The Iraqi invasion of Kuwait was good news for two Middle East players who may not be able to agree on anything else -- Israelis and Palestinians
Privately, according to CIA and State Department analysts, the Israelis feel they are now off the hook in the peace process because an Arab nation has once again shown its violent side. The Palestinians have no respect for the royal family of Kuwait and feel they now have one more Arab nation as an ally now that Iraq is calling the shots in Kuwait.
Washington is notoriously a one-crisis town, and before Iraq's Saddam Hussein changed the subject, that crisis was trying to bring the recalcitrant Israelis to the bargaining table with their Arab neighbors.
Israeli leaders are already capitalizing on Hussein's distraction. State Department cables show that they are once again insisting to U.S. officials that they are the only reliable U.S. ally in the Middle East. Most of the rest are either America's enemies or are ripe for takeover by those enemies.
For several years, Israel has been trying to sour the United States on Iraq. Israel secretly supplied weapons to Iran during the Iran-Iraq war and helped engineer the U.S. arms-for-hostages deal with Iran. As bad as the Ayatollah Khomeini was, Israel believes Saddam Hussein is worse -- a ruthless, lying dictator who hates Jews.
The Iraqi invasion of Kuwait reinforces everything Israel has been saying. Now the Israelis are saying the only thing Arabs understand is force, not negotiations. Even the visit to Iraq of Egyptian President Hosni Mubarak before the invasion failed to deter Hussein. He merely lied to Mubarak and said he would not invade.
President Bush and Secretary of State James Baker have resisted any Israeli notion of intervening in the Persian Gulf in the past. U.S. officials prefer to push Israel to the table with its Arab adversaries, beginning with the adversary at home, the Palestinians. But Iraq has made it difficult to sustain the notion of talk being better than action.
An aggressive Iraq forces Israel to prepare to defend itself while telling Bush that he should be standing firmly behind them instead of asking them to make concessions in the face of aggression.
The Iraqi invasion proves Israel's point, that the United States has no real power to influence anything that happens in the Arab world from oil prices to peace.
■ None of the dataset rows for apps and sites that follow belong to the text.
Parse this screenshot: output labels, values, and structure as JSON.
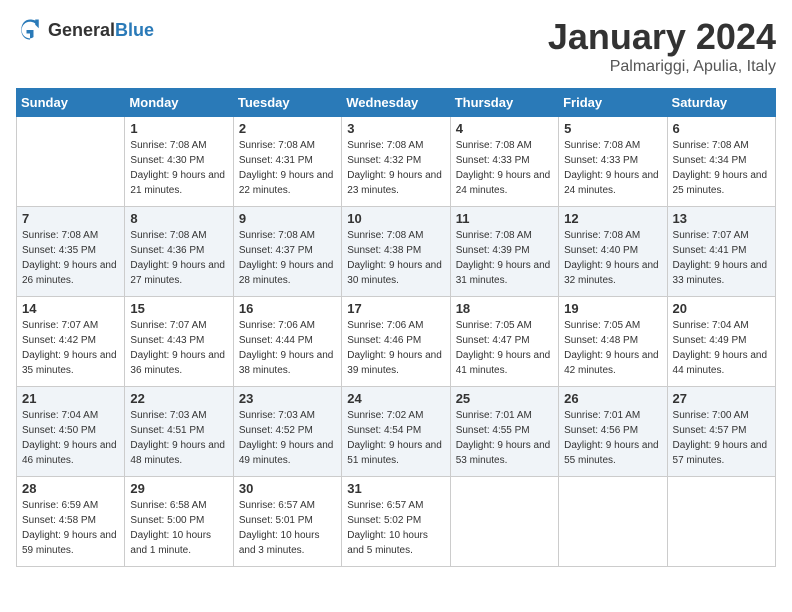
{
  "header": {
    "logo_general": "General",
    "logo_blue": "Blue",
    "month": "January 2024",
    "location": "Palmariggi, Apulia, Italy"
  },
  "days_of_week": [
    "Sunday",
    "Monday",
    "Tuesday",
    "Wednesday",
    "Thursday",
    "Friday",
    "Saturday"
  ],
  "weeks": [
    [
      {
        "day": "",
        "sunrise": "",
        "sunset": "",
        "daylight": ""
      },
      {
        "day": "1",
        "sunrise": "Sunrise: 7:08 AM",
        "sunset": "Sunset: 4:30 PM",
        "daylight": "Daylight: 9 hours and 21 minutes."
      },
      {
        "day": "2",
        "sunrise": "Sunrise: 7:08 AM",
        "sunset": "Sunset: 4:31 PM",
        "daylight": "Daylight: 9 hours and 22 minutes."
      },
      {
        "day": "3",
        "sunrise": "Sunrise: 7:08 AM",
        "sunset": "Sunset: 4:32 PM",
        "daylight": "Daylight: 9 hours and 23 minutes."
      },
      {
        "day": "4",
        "sunrise": "Sunrise: 7:08 AM",
        "sunset": "Sunset: 4:33 PM",
        "daylight": "Daylight: 9 hours and 24 minutes."
      },
      {
        "day": "5",
        "sunrise": "Sunrise: 7:08 AM",
        "sunset": "Sunset: 4:33 PM",
        "daylight": "Daylight: 9 hours and 24 minutes."
      },
      {
        "day": "6",
        "sunrise": "Sunrise: 7:08 AM",
        "sunset": "Sunset: 4:34 PM",
        "daylight": "Daylight: 9 hours and 25 minutes."
      }
    ],
    [
      {
        "day": "7",
        "sunrise": "Sunrise: 7:08 AM",
        "sunset": "Sunset: 4:35 PM",
        "daylight": "Daylight: 9 hours and 26 minutes."
      },
      {
        "day": "8",
        "sunrise": "Sunrise: 7:08 AM",
        "sunset": "Sunset: 4:36 PM",
        "daylight": "Daylight: 9 hours and 27 minutes."
      },
      {
        "day": "9",
        "sunrise": "Sunrise: 7:08 AM",
        "sunset": "Sunset: 4:37 PM",
        "daylight": "Daylight: 9 hours and 28 minutes."
      },
      {
        "day": "10",
        "sunrise": "Sunrise: 7:08 AM",
        "sunset": "Sunset: 4:38 PM",
        "daylight": "Daylight: 9 hours and 30 minutes."
      },
      {
        "day": "11",
        "sunrise": "Sunrise: 7:08 AM",
        "sunset": "Sunset: 4:39 PM",
        "daylight": "Daylight: 9 hours and 31 minutes."
      },
      {
        "day": "12",
        "sunrise": "Sunrise: 7:08 AM",
        "sunset": "Sunset: 4:40 PM",
        "daylight": "Daylight: 9 hours and 32 minutes."
      },
      {
        "day": "13",
        "sunrise": "Sunrise: 7:07 AM",
        "sunset": "Sunset: 4:41 PM",
        "daylight": "Daylight: 9 hours and 33 minutes."
      }
    ],
    [
      {
        "day": "14",
        "sunrise": "Sunrise: 7:07 AM",
        "sunset": "Sunset: 4:42 PM",
        "daylight": "Daylight: 9 hours and 35 minutes."
      },
      {
        "day": "15",
        "sunrise": "Sunrise: 7:07 AM",
        "sunset": "Sunset: 4:43 PM",
        "daylight": "Daylight: 9 hours and 36 minutes."
      },
      {
        "day": "16",
        "sunrise": "Sunrise: 7:06 AM",
        "sunset": "Sunset: 4:44 PM",
        "daylight": "Daylight: 9 hours and 38 minutes."
      },
      {
        "day": "17",
        "sunrise": "Sunrise: 7:06 AM",
        "sunset": "Sunset: 4:46 PM",
        "daylight": "Daylight: 9 hours and 39 minutes."
      },
      {
        "day": "18",
        "sunrise": "Sunrise: 7:05 AM",
        "sunset": "Sunset: 4:47 PM",
        "daylight": "Daylight: 9 hours and 41 minutes."
      },
      {
        "day": "19",
        "sunrise": "Sunrise: 7:05 AM",
        "sunset": "Sunset: 4:48 PM",
        "daylight": "Daylight: 9 hours and 42 minutes."
      },
      {
        "day": "20",
        "sunrise": "Sunrise: 7:04 AM",
        "sunset": "Sunset: 4:49 PM",
        "daylight": "Daylight: 9 hours and 44 minutes."
      }
    ],
    [
      {
        "day": "21",
        "sunrise": "Sunrise: 7:04 AM",
        "sunset": "Sunset: 4:50 PM",
        "daylight": "Daylight: 9 hours and 46 minutes."
      },
      {
        "day": "22",
        "sunrise": "Sunrise: 7:03 AM",
        "sunset": "Sunset: 4:51 PM",
        "daylight": "Daylight: 9 hours and 48 minutes."
      },
      {
        "day": "23",
        "sunrise": "Sunrise: 7:03 AM",
        "sunset": "Sunset: 4:52 PM",
        "daylight": "Daylight: 9 hours and 49 minutes."
      },
      {
        "day": "24",
        "sunrise": "Sunrise: 7:02 AM",
        "sunset": "Sunset: 4:54 PM",
        "daylight": "Daylight: 9 hours and 51 minutes."
      },
      {
        "day": "25",
        "sunrise": "Sunrise: 7:01 AM",
        "sunset": "Sunset: 4:55 PM",
        "daylight": "Daylight: 9 hours and 53 minutes."
      },
      {
        "day": "26",
        "sunrise": "Sunrise: 7:01 AM",
        "sunset": "Sunset: 4:56 PM",
        "daylight": "Daylight: 9 hours and 55 minutes."
      },
      {
        "day": "27",
        "sunrise": "Sunrise: 7:00 AM",
        "sunset": "Sunset: 4:57 PM",
        "daylight": "Daylight: 9 hours and 57 minutes."
      }
    ],
    [
      {
        "day": "28",
        "sunrise": "Sunrise: 6:59 AM",
        "sunset": "Sunset: 4:58 PM",
        "daylight": "Daylight: 9 hours and 59 minutes."
      },
      {
        "day": "29",
        "sunrise": "Sunrise: 6:58 AM",
        "sunset": "Sunset: 5:00 PM",
        "daylight": "Daylight: 10 hours and 1 minute."
      },
      {
        "day": "30",
        "sunrise": "Sunrise: 6:57 AM",
        "sunset": "Sunset: 5:01 PM",
        "daylight": "Daylight: 10 hours and 3 minutes."
      },
      {
        "day": "31",
        "sunrise": "Sunrise: 6:57 AM",
        "sunset": "Sunset: 5:02 PM",
        "daylight": "Daylight: 10 hours and 5 minutes."
      },
      {
        "day": "",
        "sunrise": "",
        "sunset": "",
        "daylight": ""
      },
      {
        "day": "",
        "sunrise": "",
        "sunset": "",
        "daylight": ""
      },
      {
        "day": "",
        "sunrise": "",
        "sunset": "",
        "daylight": ""
      }
    ]
  ]
}
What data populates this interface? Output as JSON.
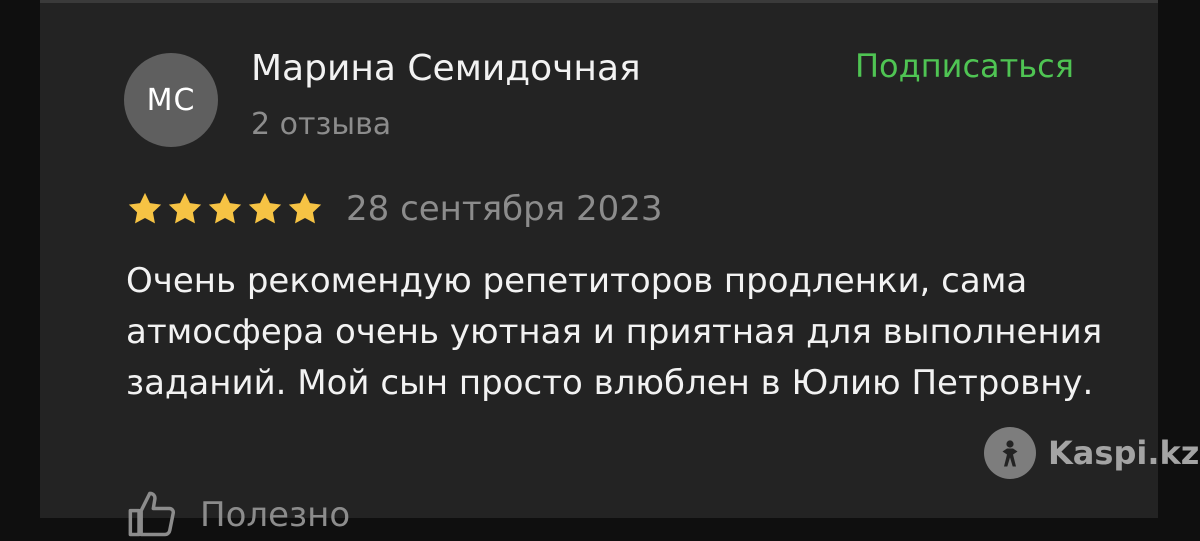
{
  "review": {
    "author": {
      "initials": "МС",
      "name": "Марина Семидочная",
      "reviews_count": "2 отзыва"
    },
    "subscribe_label": "Подписаться",
    "rating": 5,
    "rating_max": 5,
    "date": "28 сентября 2023",
    "text": "Очень рекомендую репетиторов продленки, сама атмосфера очень уютная и приятная для выполнения заданий. Мой сын просто влюблен в Юлию Петровну.",
    "helpful_label": "Полезно"
  },
  "watermark": {
    "text": "Kaspi.kz",
    "icon": "kaspi-logo-icon"
  },
  "colors": {
    "background": "#232323",
    "accent_green": "#4fc453",
    "star_gold": "#f6c344",
    "muted_text": "#8c8c8c",
    "primary_text": "#f2f2f2"
  }
}
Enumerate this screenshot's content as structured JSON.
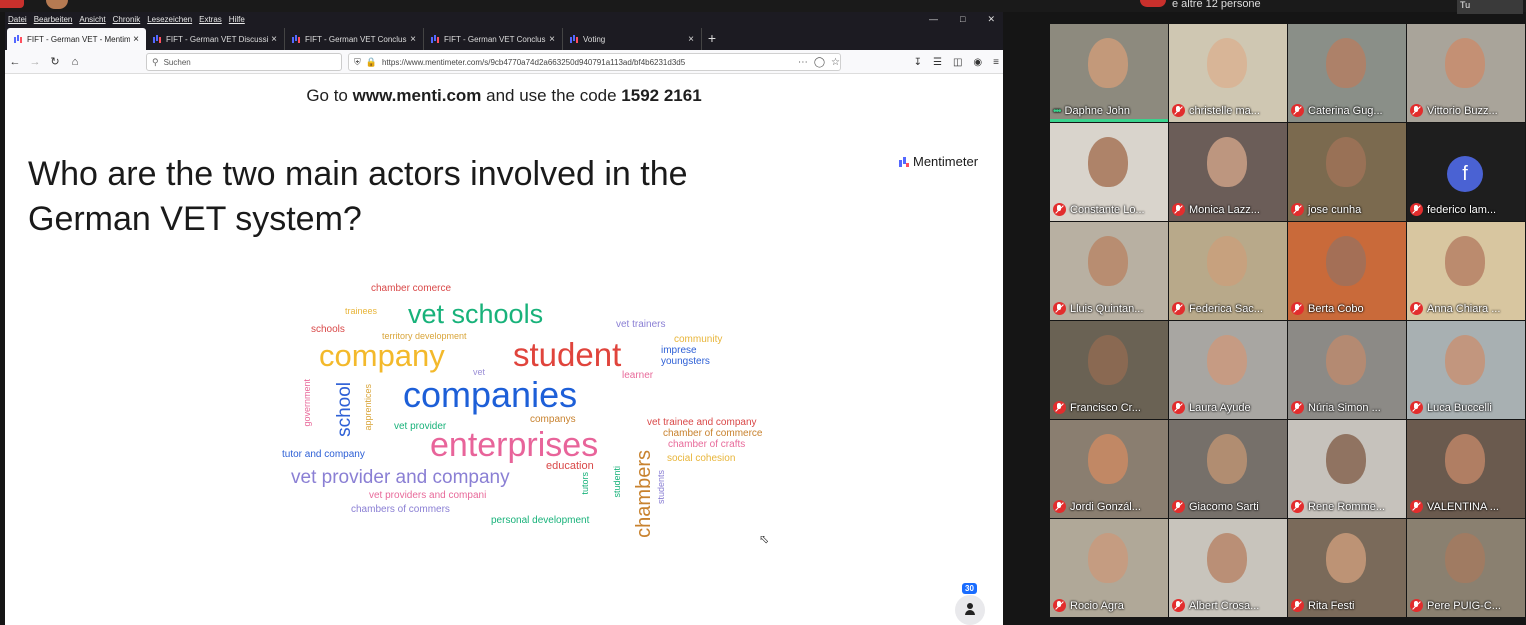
{
  "browser": {
    "menu": [
      "Datei",
      "Bearbeiten",
      "Ansicht",
      "Chronik",
      "Lesezeichen",
      "Extras",
      "Hilfe"
    ],
    "tabs": [
      {
        "label": "FIFT - German VET - Mentimeter",
        "active": true
      },
      {
        "label": "FIFT - German VET Discussion",
        "active": false
      },
      {
        "label": "FIFT - German VET Conclusion",
        "active": false
      },
      {
        "label": "FIFT - German VET Conclusion",
        "active": false
      },
      {
        "label": "Voting",
        "active": false
      }
    ],
    "search_placeholder": "Suchen",
    "url": "https://www.mentimeter.com/s/9cb4770a74d2a663250d940791a113ad/bf4b6231d3d5"
  },
  "slide": {
    "instr_prefix": "Go to ",
    "instr_site": "www.menti.com",
    "instr_middle": " and use the code ",
    "instr_code": "1592 2161",
    "question": "Who are the two main actors involved in the German VET system?",
    "brand": "Mentimeter",
    "participant_count": "30"
  },
  "word_cloud": [
    {
      "text": "chamber comerce",
      "color": "#d94848"
    },
    {
      "text": "trainees",
      "color": "#e8b53a"
    },
    {
      "text": "vet schools",
      "color": "#18b27a"
    },
    {
      "text": "schools",
      "color": "#d94848"
    },
    {
      "text": "territory development",
      "color": "#d9a53a"
    },
    {
      "text": "vet trainers",
      "color": "#8a7fd4"
    },
    {
      "text": "community",
      "color": "#e8b53a"
    },
    {
      "text": "company",
      "color": "#f3b92b"
    },
    {
      "text": "student",
      "color": "#e0443c"
    },
    {
      "text": "imprese",
      "color": "#2e60d6"
    },
    {
      "text": "youngsters",
      "color": "#2e60d6"
    },
    {
      "text": "vet",
      "color": "#9b8fd6"
    },
    {
      "text": "learner",
      "color": "#e86a9a"
    },
    {
      "text": "companies",
      "color": "#1d5fd8"
    },
    {
      "text": "government",
      "color": "#e86a9a"
    },
    {
      "text": "school",
      "color": "#2e60d6"
    },
    {
      "text": "apprentices",
      "color": "#d9a53a"
    },
    {
      "text": "companys",
      "color": "#c8822e"
    },
    {
      "text": "vet provider",
      "color": "#18b27a"
    },
    {
      "text": "vet trainee and company",
      "color": "#d94848"
    },
    {
      "text": "chamber of commerce",
      "color": "#c8822e"
    },
    {
      "text": "enterprises",
      "color": "#e8649a"
    },
    {
      "text": "chamber of crafts",
      "color": "#e86a9a"
    },
    {
      "text": "tutor and company",
      "color": "#2e60d6"
    },
    {
      "text": "social cohesion",
      "color": "#e8b53a"
    },
    {
      "text": "education",
      "color": "#d94848"
    },
    {
      "text": "vet provider and company",
      "color": "#8a7fd4"
    },
    {
      "text": "tutors",
      "color": "#18b27a"
    },
    {
      "text": "studenti",
      "color": "#18b27a"
    },
    {
      "text": "chambers",
      "color": "#c8822e"
    },
    {
      "text": "students",
      "color": "#8a7fd4"
    },
    {
      "text": "vet providers and compani",
      "color": "#e86a9a"
    },
    {
      "text": "chambers of commers",
      "color": "#8a7fd4"
    },
    {
      "text": "personal development",
      "color": "#18b27a"
    }
  ],
  "meeting": {
    "top_text": "e altre 12 persone",
    "self_label": "Tu",
    "participants": [
      {
        "name": "Daphne John",
        "muted": false,
        "speaking": true,
        "bg": "#8d8a7e",
        "skin": "#c99a7a"
      },
      {
        "name": "christelle ma...",
        "muted": true,
        "bg": "#cfc7b2",
        "skin": "#d8b394"
      },
      {
        "name": "Caterina Gug...",
        "muted": true,
        "bg": "#8a8f88",
        "skin": "#b08066"
      },
      {
        "name": "Vittorio Buzz...",
        "muted": true,
        "bg": "#a9a49a",
        "skin": "#c78e70"
      },
      {
        "name": "Constante Lo...",
        "muted": true,
        "bg": "#d9d4cc",
        "skin": "#a87a5e"
      },
      {
        "name": "Monica Lazz...",
        "muted": true,
        "bg": "#6b5d58",
        "skin": "#c69c84"
      },
      {
        "name": "jose cunha",
        "muted": true,
        "bg": "#7b6a4f",
        "skin": "#9c7256"
      },
      {
        "name": "federico lam...",
        "muted": true,
        "bg": "#1e1e1e",
        "avatar": "f"
      },
      {
        "name": "Lluis Quintan...",
        "muted": true,
        "bg": "#b8b0a2",
        "skin": "#b88a6c"
      },
      {
        "name": "Federica Sac...",
        "muted": true,
        "bg": "#b8a98a",
        "skin": "#c9a07c"
      },
      {
        "name": "Berta Cobo",
        "muted": true,
        "bg": "#c96a3a",
        "skin": "#a0705a"
      },
      {
        "name": "Anna Chiara ...",
        "muted": true,
        "bg": "#d8c6a0",
        "skin": "#b88468"
      },
      {
        "name": "Francisco Cr...",
        "muted": true,
        "bg": "#6a6254",
        "skin": "#8e6a52"
      },
      {
        "name": "Laura Ayude",
        "muted": true,
        "bg": "#a8a6a2",
        "skin": "#c99a80"
      },
      {
        "name": "Núria Simon ...",
        "muted": true,
        "bg": "#8c8a86",
        "skin": "#b88a70"
      },
      {
        "name": "Luca Buccelli",
        "muted": true,
        "bg": "#a8b0b2",
        "skin": "#c49478"
      },
      {
        "name": "Jordi Gonzál...",
        "muted": true,
        "bg": "#8a7e70",
        "skin": "#c68a64"
      },
      {
        "name": "Giacomo Sarti",
        "muted": true,
        "bg": "#76706a",
        "skin": "#b89072"
      },
      {
        "name": "Rene Romme...",
        "muted": true,
        "bg": "#c6c2bc",
        "skin": "#8a6a56"
      },
      {
        "name": "VALENTINA ...",
        "muted": true,
        "bg": "#6a5a4e",
        "skin": "#b88266"
      },
      {
        "name": "Rocio Agra",
        "muted": true,
        "bg": "#b0a898",
        "skin": "#c89a7e"
      },
      {
        "name": "Albert Crosa...",
        "muted": true,
        "bg": "#c8c4bc",
        "skin": "#b88a6e"
      },
      {
        "name": "Rita Festi",
        "muted": true,
        "bg": "#7a6a5a",
        "skin": "#c49878"
      },
      {
        "name": "Pere PUIG-C...",
        "muted": true,
        "bg": "#8a8070",
        "skin": "#a27a60"
      }
    ]
  }
}
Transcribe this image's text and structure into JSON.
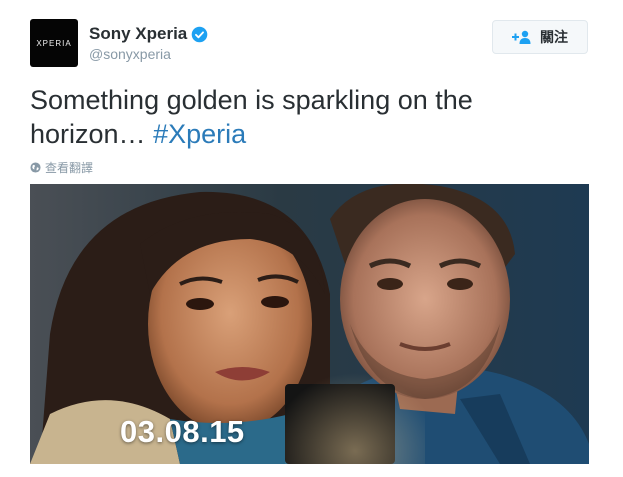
{
  "profile": {
    "avatar_text": "XPERIA",
    "display_name": "Sony Xperia",
    "handle": "@sonyxperia",
    "verified_icon": "verified-badge-icon"
  },
  "follow_button": {
    "label": "關注",
    "icon": "add-user-icon"
  },
  "tweet": {
    "text": "Something golden is sparkling on the horizon… ",
    "hashtag": "#Xperia"
  },
  "translate": {
    "label": "查看翻譯",
    "icon": "globe-icon"
  },
  "media": {
    "date_overlay": "03.08.15"
  },
  "colors": {
    "link": "#2b7bb9",
    "muted": "#8899a6",
    "verified": "#1da1f2"
  }
}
What's good for Israelis is never good for Palestinians, but Hussein may have delivered the exception. The Palestinians are just as happy about the invasion as Israel.
The Kuwaiti royal family has never been popular with the Arab on the street. For that matter, neither have the other royal families in the Gulf nations. Commoners have suffered in silence for decades while the rich oil sheiks get richer and their progeny squander the public treasury on frivolous lifestyles.
Kuwait has compounded that acrimony with Palestinians by being a cheapskate when it came to funding Palestinian causes. While Palestinians languished in refugee camps, Kuwait invested its money in the West and sent hundreds of thousands of its young people to foreign universities where they lived on the royal dole. Palestinians even complained to us that cosmetic surgery -- particularly the nose job -- has become a standard part of the Kuwaiti student medical coverage.
The small extravagances weigh on the impoverished Palestinians who now figure that an Iraqi puppet regime in Kuwait will be a better supporter of Palestinian causes than was the royal family.
For those reasons, the Palestine Liberation Organization did not rush to denounce the occupation of one Arab nation by another, especially when the invader, Hussein, has allowed the PLO to all but set up permanent housekeeping in Baghdad in recent months.
The reasoning by Israel and the PLO, flawed as it may be, means that the hope for peacefully resolving their differences has been set aside. The Israelis will benefit the most from continuation of the status quo. They will not have to give up any of their lands for a Palestinian homeland, and they will have more evidence to drive home their point to the Bush administration -- that to invest anything in the Arab nations is a waste of time.